Indiana State Police announced Monday the promotion of Major Richard S. Weigand, a Winchester resident, to assistant superintendent. Weigand graduated from Rising Sun High School and Vincennes University. A 27-year veteran of the state police, he was assigned to the Redkey District and served as trooper, squad sergeant, assistant district commander and district commander. He most recently served as commander of the training division for state police.
Prisoner handshakes are out and fist bumps are in under a new directive issued by Indiana Department of Correction Commissioner J. David Donahue. The commissioner wants to see people great each other with a gentle bump of their fists instead of a handshake. Anyone confused will be able to refer to one of the informational posters being posted in prisons. Indiana got the idea from Oklahoma as a way to cut down on the spread of illnesses, according to Department of Correction spokeswoman Java Ahmed. A spokeswoman for Indiana Gov. Mitch Daniels, said this was a prudent precaution in light of fears of a flu pandemic.

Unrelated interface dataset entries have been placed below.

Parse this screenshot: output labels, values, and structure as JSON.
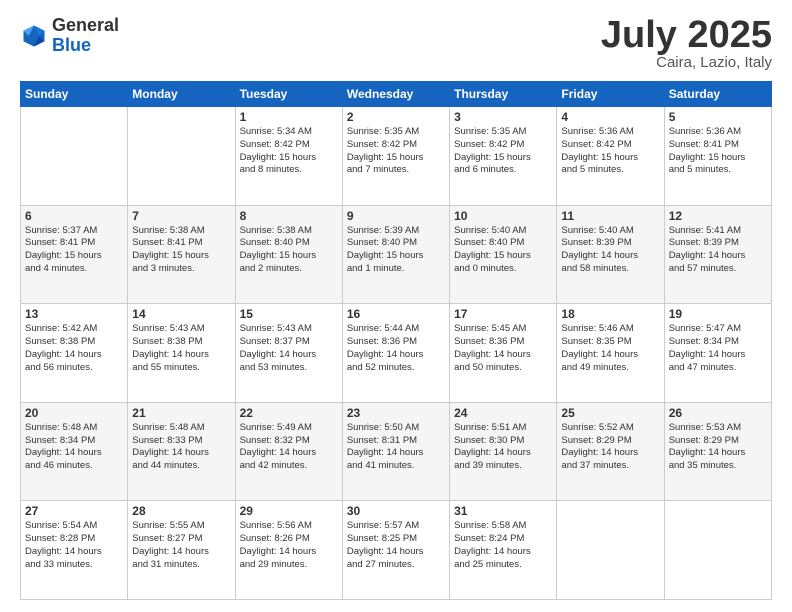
{
  "header": {
    "logo_general": "General",
    "logo_blue": "Blue",
    "title": "July 2025",
    "location": "Caira, Lazio, Italy"
  },
  "weekdays": [
    "Sunday",
    "Monday",
    "Tuesday",
    "Wednesday",
    "Thursday",
    "Friday",
    "Saturday"
  ],
  "weeks": [
    [
      {
        "day": "",
        "info": ""
      },
      {
        "day": "",
        "info": ""
      },
      {
        "day": "1",
        "info": "Sunrise: 5:34 AM\nSunset: 8:42 PM\nDaylight: 15 hours\nand 8 minutes."
      },
      {
        "day": "2",
        "info": "Sunrise: 5:35 AM\nSunset: 8:42 PM\nDaylight: 15 hours\nand 7 minutes."
      },
      {
        "day": "3",
        "info": "Sunrise: 5:35 AM\nSunset: 8:42 PM\nDaylight: 15 hours\nand 6 minutes."
      },
      {
        "day": "4",
        "info": "Sunrise: 5:36 AM\nSunset: 8:42 PM\nDaylight: 15 hours\nand 5 minutes."
      },
      {
        "day": "5",
        "info": "Sunrise: 5:36 AM\nSunset: 8:41 PM\nDaylight: 15 hours\nand 5 minutes."
      }
    ],
    [
      {
        "day": "6",
        "info": "Sunrise: 5:37 AM\nSunset: 8:41 PM\nDaylight: 15 hours\nand 4 minutes."
      },
      {
        "day": "7",
        "info": "Sunrise: 5:38 AM\nSunset: 8:41 PM\nDaylight: 15 hours\nand 3 minutes."
      },
      {
        "day": "8",
        "info": "Sunrise: 5:38 AM\nSunset: 8:40 PM\nDaylight: 15 hours\nand 2 minutes."
      },
      {
        "day": "9",
        "info": "Sunrise: 5:39 AM\nSunset: 8:40 PM\nDaylight: 15 hours\nand 1 minute."
      },
      {
        "day": "10",
        "info": "Sunrise: 5:40 AM\nSunset: 8:40 PM\nDaylight: 15 hours\nand 0 minutes."
      },
      {
        "day": "11",
        "info": "Sunrise: 5:40 AM\nSunset: 8:39 PM\nDaylight: 14 hours\nand 58 minutes."
      },
      {
        "day": "12",
        "info": "Sunrise: 5:41 AM\nSunset: 8:39 PM\nDaylight: 14 hours\nand 57 minutes."
      }
    ],
    [
      {
        "day": "13",
        "info": "Sunrise: 5:42 AM\nSunset: 8:38 PM\nDaylight: 14 hours\nand 56 minutes."
      },
      {
        "day": "14",
        "info": "Sunrise: 5:43 AM\nSunset: 8:38 PM\nDaylight: 14 hours\nand 55 minutes."
      },
      {
        "day": "15",
        "info": "Sunrise: 5:43 AM\nSunset: 8:37 PM\nDaylight: 14 hours\nand 53 minutes."
      },
      {
        "day": "16",
        "info": "Sunrise: 5:44 AM\nSunset: 8:36 PM\nDaylight: 14 hours\nand 52 minutes."
      },
      {
        "day": "17",
        "info": "Sunrise: 5:45 AM\nSunset: 8:36 PM\nDaylight: 14 hours\nand 50 minutes."
      },
      {
        "day": "18",
        "info": "Sunrise: 5:46 AM\nSunset: 8:35 PM\nDaylight: 14 hours\nand 49 minutes."
      },
      {
        "day": "19",
        "info": "Sunrise: 5:47 AM\nSunset: 8:34 PM\nDaylight: 14 hours\nand 47 minutes."
      }
    ],
    [
      {
        "day": "20",
        "info": "Sunrise: 5:48 AM\nSunset: 8:34 PM\nDaylight: 14 hours\nand 46 minutes."
      },
      {
        "day": "21",
        "info": "Sunrise: 5:48 AM\nSunset: 8:33 PM\nDaylight: 14 hours\nand 44 minutes."
      },
      {
        "day": "22",
        "info": "Sunrise: 5:49 AM\nSunset: 8:32 PM\nDaylight: 14 hours\nand 42 minutes."
      },
      {
        "day": "23",
        "info": "Sunrise: 5:50 AM\nSunset: 8:31 PM\nDaylight: 14 hours\nand 41 minutes."
      },
      {
        "day": "24",
        "info": "Sunrise: 5:51 AM\nSunset: 8:30 PM\nDaylight: 14 hours\nand 39 minutes."
      },
      {
        "day": "25",
        "info": "Sunrise: 5:52 AM\nSunset: 8:29 PM\nDaylight: 14 hours\nand 37 minutes."
      },
      {
        "day": "26",
        "info": "Sunrise: 5:53 AM\nSunset: 8:29 PM\nDaylight: 14 hours\nand 35 minutes."
      }
    ],
    [
      {
        "day": "27",
        "info": "Sunrise: 5:54 AM\nSunset: 8:28 PM\nDaylight: 14 hours\nand 33 minutes."
      },
      {
        "day": "28",
        "info": "Sunrise: 5:55 AM\nSunset: 8:27 PM\nDaylight: 14 hours\nand 31 minutes."
      },
      {
        "day": "29",
        "info": "Sunrise: 5:56 AM\nSunset: 8:26 PM\nDaylight: 14 hours\nand 29 minutes."
      },
      {
        "day": "30",
        "info": "Sunrise: 5:57 AM\nSunset: 8:25 PM\nDaylight: 14 hours\nand 27 minutes."
      },
      {
        "day": "31",
        "info": "Sunrise: 5:58 AM\nSunset: 8:24 PM\nDaylight: 14 hours\nand 25 minutes."
      },
      {
        "day": "",
        "info": ""
      },
      {
        "day": "",
        "info": ""
      }
    ]
  ]
}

A letter written from prison by John Neal is being termed “a confession.” Indianapolis attorney J. Gregory Garrison, who is suing Neal on behalf of special Prosecutor Kit Crane, calls the letter a “blunt confession” that the 400-plus Cherry Master machines Neal placed in his numerous taverns were in fact gambling devices. A rural Yorktown resident who formerly headed the Teamsters union in Indiana, Neal has claimed over the years that Cherry Masters were games of skill. According to prosecutors, the machines are games of chance — electronic facsimiles of slot machines that have predetermined outcomes that players are unable to influence. On July 6, Special Judge Steven Nation will preside over a scheduled two-hour status conference on the RICO (racketeer influenced and corrupt organizations) lawsuit that Garrison brought against Neal last year in Madison County.

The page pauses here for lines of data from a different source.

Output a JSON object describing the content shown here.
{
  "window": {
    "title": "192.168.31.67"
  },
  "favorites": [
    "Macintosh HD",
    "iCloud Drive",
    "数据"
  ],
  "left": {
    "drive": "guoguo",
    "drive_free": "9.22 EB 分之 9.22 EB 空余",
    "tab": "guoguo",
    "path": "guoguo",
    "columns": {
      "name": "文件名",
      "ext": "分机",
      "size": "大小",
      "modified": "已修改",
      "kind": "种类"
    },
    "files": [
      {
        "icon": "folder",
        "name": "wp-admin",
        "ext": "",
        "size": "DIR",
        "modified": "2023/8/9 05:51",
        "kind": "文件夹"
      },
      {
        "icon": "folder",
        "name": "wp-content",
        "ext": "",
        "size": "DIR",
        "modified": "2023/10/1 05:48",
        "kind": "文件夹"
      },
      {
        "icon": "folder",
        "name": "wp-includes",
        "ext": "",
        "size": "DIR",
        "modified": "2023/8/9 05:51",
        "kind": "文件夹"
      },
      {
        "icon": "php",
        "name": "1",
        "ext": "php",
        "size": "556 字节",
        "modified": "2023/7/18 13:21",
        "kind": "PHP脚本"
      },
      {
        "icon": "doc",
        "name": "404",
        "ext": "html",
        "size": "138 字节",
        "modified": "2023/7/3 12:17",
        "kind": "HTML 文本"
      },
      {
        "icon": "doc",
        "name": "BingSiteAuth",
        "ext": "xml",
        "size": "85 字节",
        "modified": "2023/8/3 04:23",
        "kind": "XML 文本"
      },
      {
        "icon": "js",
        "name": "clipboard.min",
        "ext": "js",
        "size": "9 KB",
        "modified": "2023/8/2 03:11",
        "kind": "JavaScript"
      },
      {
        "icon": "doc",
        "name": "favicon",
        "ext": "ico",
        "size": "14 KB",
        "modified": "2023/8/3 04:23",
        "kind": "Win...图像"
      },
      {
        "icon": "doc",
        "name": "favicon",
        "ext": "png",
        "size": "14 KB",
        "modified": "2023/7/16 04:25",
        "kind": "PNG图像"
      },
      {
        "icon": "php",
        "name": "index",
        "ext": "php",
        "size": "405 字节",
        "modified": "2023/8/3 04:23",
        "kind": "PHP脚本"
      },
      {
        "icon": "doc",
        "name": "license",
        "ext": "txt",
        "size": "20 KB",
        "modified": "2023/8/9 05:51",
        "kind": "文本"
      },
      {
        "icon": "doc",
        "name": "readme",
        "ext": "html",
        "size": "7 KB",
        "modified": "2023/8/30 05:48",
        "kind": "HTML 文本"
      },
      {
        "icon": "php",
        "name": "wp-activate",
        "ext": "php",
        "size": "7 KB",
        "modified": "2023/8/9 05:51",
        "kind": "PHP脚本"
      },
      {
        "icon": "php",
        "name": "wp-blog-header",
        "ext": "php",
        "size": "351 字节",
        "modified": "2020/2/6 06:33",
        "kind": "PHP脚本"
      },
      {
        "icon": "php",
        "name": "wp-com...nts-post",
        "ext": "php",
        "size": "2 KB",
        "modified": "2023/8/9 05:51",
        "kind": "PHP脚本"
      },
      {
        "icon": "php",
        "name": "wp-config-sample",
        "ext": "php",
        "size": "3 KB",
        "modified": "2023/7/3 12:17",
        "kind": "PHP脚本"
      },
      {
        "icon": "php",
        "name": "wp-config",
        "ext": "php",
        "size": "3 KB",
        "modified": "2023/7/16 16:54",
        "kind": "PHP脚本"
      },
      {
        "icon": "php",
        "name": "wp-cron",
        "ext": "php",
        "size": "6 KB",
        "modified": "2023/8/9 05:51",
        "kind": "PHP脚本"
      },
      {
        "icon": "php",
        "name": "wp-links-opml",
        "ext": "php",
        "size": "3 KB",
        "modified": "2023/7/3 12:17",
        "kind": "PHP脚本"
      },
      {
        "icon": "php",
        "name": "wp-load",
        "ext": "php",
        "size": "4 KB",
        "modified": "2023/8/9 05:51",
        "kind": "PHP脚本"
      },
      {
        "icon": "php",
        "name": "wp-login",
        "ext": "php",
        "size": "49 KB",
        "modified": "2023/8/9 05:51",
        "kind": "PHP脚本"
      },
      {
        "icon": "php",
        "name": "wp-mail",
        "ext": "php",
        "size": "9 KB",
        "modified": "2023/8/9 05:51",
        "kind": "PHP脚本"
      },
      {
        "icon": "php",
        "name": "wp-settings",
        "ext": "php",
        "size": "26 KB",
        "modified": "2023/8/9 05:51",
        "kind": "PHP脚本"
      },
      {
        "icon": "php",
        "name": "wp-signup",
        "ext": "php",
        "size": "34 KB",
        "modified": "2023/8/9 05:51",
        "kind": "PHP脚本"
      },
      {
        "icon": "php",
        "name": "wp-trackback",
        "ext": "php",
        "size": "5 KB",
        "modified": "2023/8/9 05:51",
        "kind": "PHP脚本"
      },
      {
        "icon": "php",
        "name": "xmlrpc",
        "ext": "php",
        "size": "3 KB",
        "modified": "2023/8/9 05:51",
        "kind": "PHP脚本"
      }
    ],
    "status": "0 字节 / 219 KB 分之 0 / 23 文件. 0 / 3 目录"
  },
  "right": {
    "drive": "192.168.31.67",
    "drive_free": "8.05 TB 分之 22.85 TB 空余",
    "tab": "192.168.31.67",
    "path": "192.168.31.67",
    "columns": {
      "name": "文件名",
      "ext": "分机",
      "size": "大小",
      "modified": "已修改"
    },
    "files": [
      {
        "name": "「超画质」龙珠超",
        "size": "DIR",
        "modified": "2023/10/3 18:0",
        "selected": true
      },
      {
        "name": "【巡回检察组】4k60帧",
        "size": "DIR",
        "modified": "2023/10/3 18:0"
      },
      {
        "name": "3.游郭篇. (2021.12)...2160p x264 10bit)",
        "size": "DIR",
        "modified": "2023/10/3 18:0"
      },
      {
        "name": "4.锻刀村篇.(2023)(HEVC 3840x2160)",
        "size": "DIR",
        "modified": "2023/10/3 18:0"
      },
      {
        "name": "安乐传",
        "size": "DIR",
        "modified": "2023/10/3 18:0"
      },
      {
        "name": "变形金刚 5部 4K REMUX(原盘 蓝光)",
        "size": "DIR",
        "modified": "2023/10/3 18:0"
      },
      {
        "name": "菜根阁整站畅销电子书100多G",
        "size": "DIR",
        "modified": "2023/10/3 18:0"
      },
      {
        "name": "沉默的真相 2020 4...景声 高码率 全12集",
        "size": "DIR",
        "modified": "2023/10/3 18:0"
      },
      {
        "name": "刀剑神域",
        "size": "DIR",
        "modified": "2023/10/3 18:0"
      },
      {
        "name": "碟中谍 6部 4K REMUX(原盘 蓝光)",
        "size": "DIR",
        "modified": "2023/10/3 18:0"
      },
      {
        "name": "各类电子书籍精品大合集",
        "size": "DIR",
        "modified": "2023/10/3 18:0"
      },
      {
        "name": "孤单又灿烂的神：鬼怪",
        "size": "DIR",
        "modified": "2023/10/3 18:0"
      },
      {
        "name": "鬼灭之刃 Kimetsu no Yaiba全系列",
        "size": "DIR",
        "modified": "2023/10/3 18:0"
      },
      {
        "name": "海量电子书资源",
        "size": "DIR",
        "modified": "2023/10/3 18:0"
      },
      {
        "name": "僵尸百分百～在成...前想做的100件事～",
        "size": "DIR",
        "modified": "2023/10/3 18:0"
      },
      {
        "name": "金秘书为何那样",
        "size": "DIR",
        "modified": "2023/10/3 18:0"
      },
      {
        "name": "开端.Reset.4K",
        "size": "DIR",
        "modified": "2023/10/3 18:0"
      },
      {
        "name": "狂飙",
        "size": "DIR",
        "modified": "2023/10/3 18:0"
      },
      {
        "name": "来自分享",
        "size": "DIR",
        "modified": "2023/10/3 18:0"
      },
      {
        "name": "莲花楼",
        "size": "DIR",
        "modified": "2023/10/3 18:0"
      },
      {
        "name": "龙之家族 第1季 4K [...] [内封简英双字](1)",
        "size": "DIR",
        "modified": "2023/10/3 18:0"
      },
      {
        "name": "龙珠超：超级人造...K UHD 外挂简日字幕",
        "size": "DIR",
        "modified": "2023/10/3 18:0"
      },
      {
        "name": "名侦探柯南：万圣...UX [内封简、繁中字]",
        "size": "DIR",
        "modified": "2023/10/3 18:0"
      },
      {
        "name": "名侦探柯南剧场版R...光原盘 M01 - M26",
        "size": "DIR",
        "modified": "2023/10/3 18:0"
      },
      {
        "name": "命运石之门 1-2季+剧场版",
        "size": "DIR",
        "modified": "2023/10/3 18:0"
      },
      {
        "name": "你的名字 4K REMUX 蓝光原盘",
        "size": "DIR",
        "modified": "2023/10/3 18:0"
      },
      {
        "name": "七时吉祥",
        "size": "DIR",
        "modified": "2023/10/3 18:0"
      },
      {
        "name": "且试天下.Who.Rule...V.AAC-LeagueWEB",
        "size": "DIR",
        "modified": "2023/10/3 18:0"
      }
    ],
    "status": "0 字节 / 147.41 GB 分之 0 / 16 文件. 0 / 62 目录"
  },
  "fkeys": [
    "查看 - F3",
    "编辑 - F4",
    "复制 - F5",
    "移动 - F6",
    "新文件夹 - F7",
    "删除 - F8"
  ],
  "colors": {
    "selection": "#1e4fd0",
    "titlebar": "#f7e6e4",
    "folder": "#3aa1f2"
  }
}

A series of new state laws take effect this coming Sunday. Effective July 1st, smokers will pay more, and almost everyone will be required to wear seat belts under dozens of new state laws that take effect. The state plans to use the extra money from smokersand hopefully matching federal dollars to provide health insurance to more than 100,000 low-income Hoosiers and fund other health initiatives. More people will have to buckle up under a law that some legislators spent years trying to enact. Current law doesnt require back-seat passengers age 16 or older or occupants in vehicles plated as trucks, which can include pickups, SUVs and minivans, to be restrained. That will change July 1, but the new law will no longer allow police to use check points to enforce seat-belt compliance.

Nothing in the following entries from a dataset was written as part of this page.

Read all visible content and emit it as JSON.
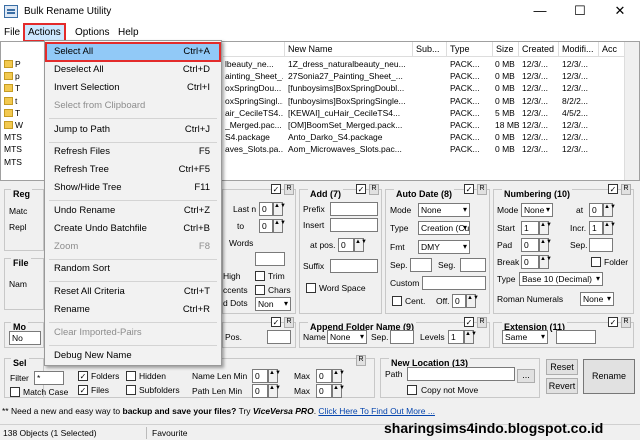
{
  "window": {
    "title": "Bulk Rename Utility",
    "min": "—",
    "max": "☐",
    "close": "✕"
  },
  "menubar": [
    "File",
    "Actions",
    "Options",
    "Help"
  ],
  "file_list": {
    "columns": [
      "New Name",
      "Sub...",
      "Type",
      "Size",
      "Created",
      "Modifi...",
      "Acc"
    ],
    "rows": [
      {
        "left": "P",
        "name": "lbeauty_ne...",
        "newname": "1Z_dress_naturalbeauty_neu...",
        "type": "PACK...",
        "size": "0 MB",
        "created": "12/3/...",
        "modified": "12/3/..."
      },
      {
        "left": "p",
        "name": "ainting_Sheet_...",
        "newname": "27Sonia27_Painting_Sheet_...",
        "type": "PACK...",
        "size": "0 MB",
        "created": "12/3/...",
        "modified": "12/3/..."
      },
      {
        "left": "T",
        "name": "oxSpringDou...",
        "newname": "[funboysims]BoxSpringDoubl...",
        "type": "PACK...",
        "size": "0 MB",
        "created": "12/3/...",
        "modified": "12/3/..."
      },
      {
        "left": "t",
        "name": "oxSpringSingl...",
        "newname": "[funboysims]BoxSpringSingle...",
        "type": "PACK...",
        "size": "0 MB",
        "created": "12/3/...",
        "modified": "8/2/2..."
      },
      {
        "left": "T",
        "name": "air_CecileTS4...",
        "newname": "[KEWAI]_cuHair_CecileTS4...",
        "type": "PACK...",
        "size": "5 MB",
        "created": "12/3/...",
        "modified": "4/5/2..."
      },
      {
        "left": "W",
        "name": "_Merged.pac...",
        "newname": "[OM]BoomSet_Merged.pack...",
        "type": "PACK...",
        "size": "18 MB",
        "created": "12/3/...",
        "modified": "12/3/..."
      },
      {
        "left": "MTS",
        "name": "S4.package",
        "newname": "Anto_Darko_S4.package",
        "type": "PACK...",
        "size": "0 MB",
        "created": "12/3/...",
        "modified": "12/3/..."
      },
      {
        "left": "MTS",
        "name": "aves_Slots.pa...",
        "newname": "Aom_Microwaves_Slots.pac...",
        "type": "PACK...",
        "size": "0 MB",
        "created": "12/3/...",
        "modified": "12/3/..."
      },
      {
        "left": "MTS",
        "name": "",
        "newname": "",
        "type": "",
        "size": "",
        "created": "",
        "modified": ""
      }
    ]
  },
  "actions_menu": {
    "items": [
      {
        "label": "Select All",
        "shortcut": "Ctrl+A",
        "state": "highlighted"
      },
      {
        "label": "Deselect All",
        "shortcut": "Ctrl+D",
        "state": "enabled"
      },
      {
        "label": "Invert Selection",
        "shortcut": "Ctrl+I",
        "state": "enabled"
      },
      {
        "label": "Select from Clipboard",
        "shortcut": "",
        "state": "disabled"
      },
      {
        "label": "Jump to Path",
        "shortcut": "Ctrl+J",
        "state": "enabled"
      },
      {
        "label": "Refresh Files",
        "shortcut": "F5",
        "state": "enabled"
      },
      {
        "label": "Refresh Tree",
        "shortcut": "Ctrl+F5",
        "state": "enabled"
      },
      {
        "label": "Show/Hide Tree",
        "shortcut": "F11",
        "state": "enabled"
      },
      {
        "label": "Undo Rename",
        "shortcut": "Ctrl+Z",
        "state": "enabled"
      },
      {
        "label": "Create Undo Batchfile",
        "shortcut": "Ctrl+B",
        "state": "enabled"
      },
      {
        "label": "Zoom",
        "shortcut": "F8",
        "state": "disabled"
      },
      {
        "label": "Random Sort",
        "shortcut": "",
        "state": "enabled"
      },
      {
        "label": "Reset All Criteria",
        "shortcut": "Ctrl+T",
        "state": "enabled"
      },
      {
        "label": "Rename",
        "shortcut": "Ctrl+R",
        "state": "enabled"
      },
      {
        "label": "Clear Imported-Pairs",
        "shortcut": "",
        "state": "disabled"
      },
      {
        "label": "Debug New Name",
        "shortcut": "",
        "state": "enabled"
      }
    ]
  },
  "panels": {
    "regex_title": "Reg",
    "regex_match": "Matc",
    "regex_repl": "Repl",
    "file_title": "File",
    "file_name": "Nam",
    "move_title": "Mo",
    "move_no": "No",
    "sel_title": "Sel",
    "remove": {
      "last_n": "Last n",
      "to": "to",
      "words": "Words",
      "high": "High",
      "trim": "Trim",
      "accents": "ccents",
      "chars": "Chars",
      "d_dots": "d Dots",
      "non": "Non"
    },
    "add": {
      "title": "Add (7)",
      "prefix": "Prefix",
      "insert": "Insert",
      "at_pos": "at pos.",
      "at_pos_val": "0",
      "suffix": "Suffix",
      "word_space": "Word Space"
    },
    "auto_date": {
      "title": "Auto Date (8)",
      "mode": "Mode",
      "mode_val": "None",
      "type": "Type",
      "type_val": "Creation (Cur",
      "fmt": "Fmt",
      "fmt_val": "DMY",
      "sep": "Sep.",
      "seg": "Seg.",
      "custom": "Custom",
      "cent": "Cent.",
      "off": "Off.",
      "off_val": "0"
    },
    "numbering": {
      "title": "Numbering (10)",
      "mode": "Mode",
      "mode_val": "None",
      "at": "at",
      "at_val": "0",
      "start": "Start",
      "start_val": "1",
      "incr": "Incr.",
      "incr_val": "1",
      "pad": "Pad",
      "pad_val": "0",
      "sep": "Sep.",
      "break": "Break",
      "break_val": "0",
      "folder": "Folder",
      "type": "Type",
      "type_val": "Base 10 (Decimal)",
      "roman": "Roman Numerals",
      "roman_val": "None"
    },
    "append_folder": {
      "title": "Append Folder Name (9)",
      "name": "Name",
      "name_val": "None",
      "sep": "Sep.",
      "levels": "Levels",
      "levels_val": "1"
    },
    "extension": {
      "title": "Extension (11)",
      "val": "Same"
    },
    "special_pos": "Pos.",
    "special_pos_val": "0",
    "selection": {
      "filter": "Filter",
      "filter_val": "*",
      "folders": "Folders",
      "hidden": "Hidden",
      "match_case": "Match Case",
      "files": "Files",
      "subfolders": "Subfolders",
      "name_len_min": "Name Len Min",
      "path_len_min": "Path Len Min",
      "max": "Max",
      "val0": "0"
    },
    "new_location": {
      "title": "New Location (13)",
      "path": "Path",
      "copy_not_move": "Copy not Move",
      "browse": "..."
    },
    "buttons": {
      "reset": "Reset",
      "revert": "Revert",
      "rename": "Rename"
    }
  },
  "promo": {
    "prefix": "** Need a new and easy way to ",
    "bold": "backup and save your files?",
    "mid": " Try ",
    "brand": "ViceVersa PRO",
    "dot": ". ",
    "link": "Click Here To Find Out More ..."
  },
  "status": {
    "objects": "138 Objects (1 Selected)",
    "favourite": "Favourite"
  },
  "watermark": "sharingsims4indo.blogspot.co.id",
  "colors": {
    "highlight": "#91c9f7",
    "annotation_red": "#e32b2b",
    "link": "#0645ad"
  }
}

Delphi Corp. will offer workers buyouts, severance packages, early retirement incentives and other payments in exchange for ratification of a wage-concession deal meant to help the struggling auto supplier emerge from bankruptcy and avoid a strike. The incentives for ratifying the deal vary in order to appeal to Delphis many hourly constituencies, the Detroit Free Press reported Sunday, citing people familiar with the deal whom it didnt name. Delphi and United Auto Workers leadership signed the agreement Friday, but it still must be approved by the companys 17,000 UAW members and a federal bankruptcy judge in New York. Union members expect to hear details on the pact beginning Monday. Delphi has about 6,000 employees in Indiana 5,200 workers in Kokomo, with about 2,300 of those being union workers, plus operations in Anderson.
Nicole Rash, a Ball State University student from Plymouth, late Saturday won the Miss Indiana competition held at the Zionsville Performing Arts Center. Rash had previously been named Miss Ball State University 2007. Rash will now be the state’s representative in the Miss America pageant and earn money for higher education.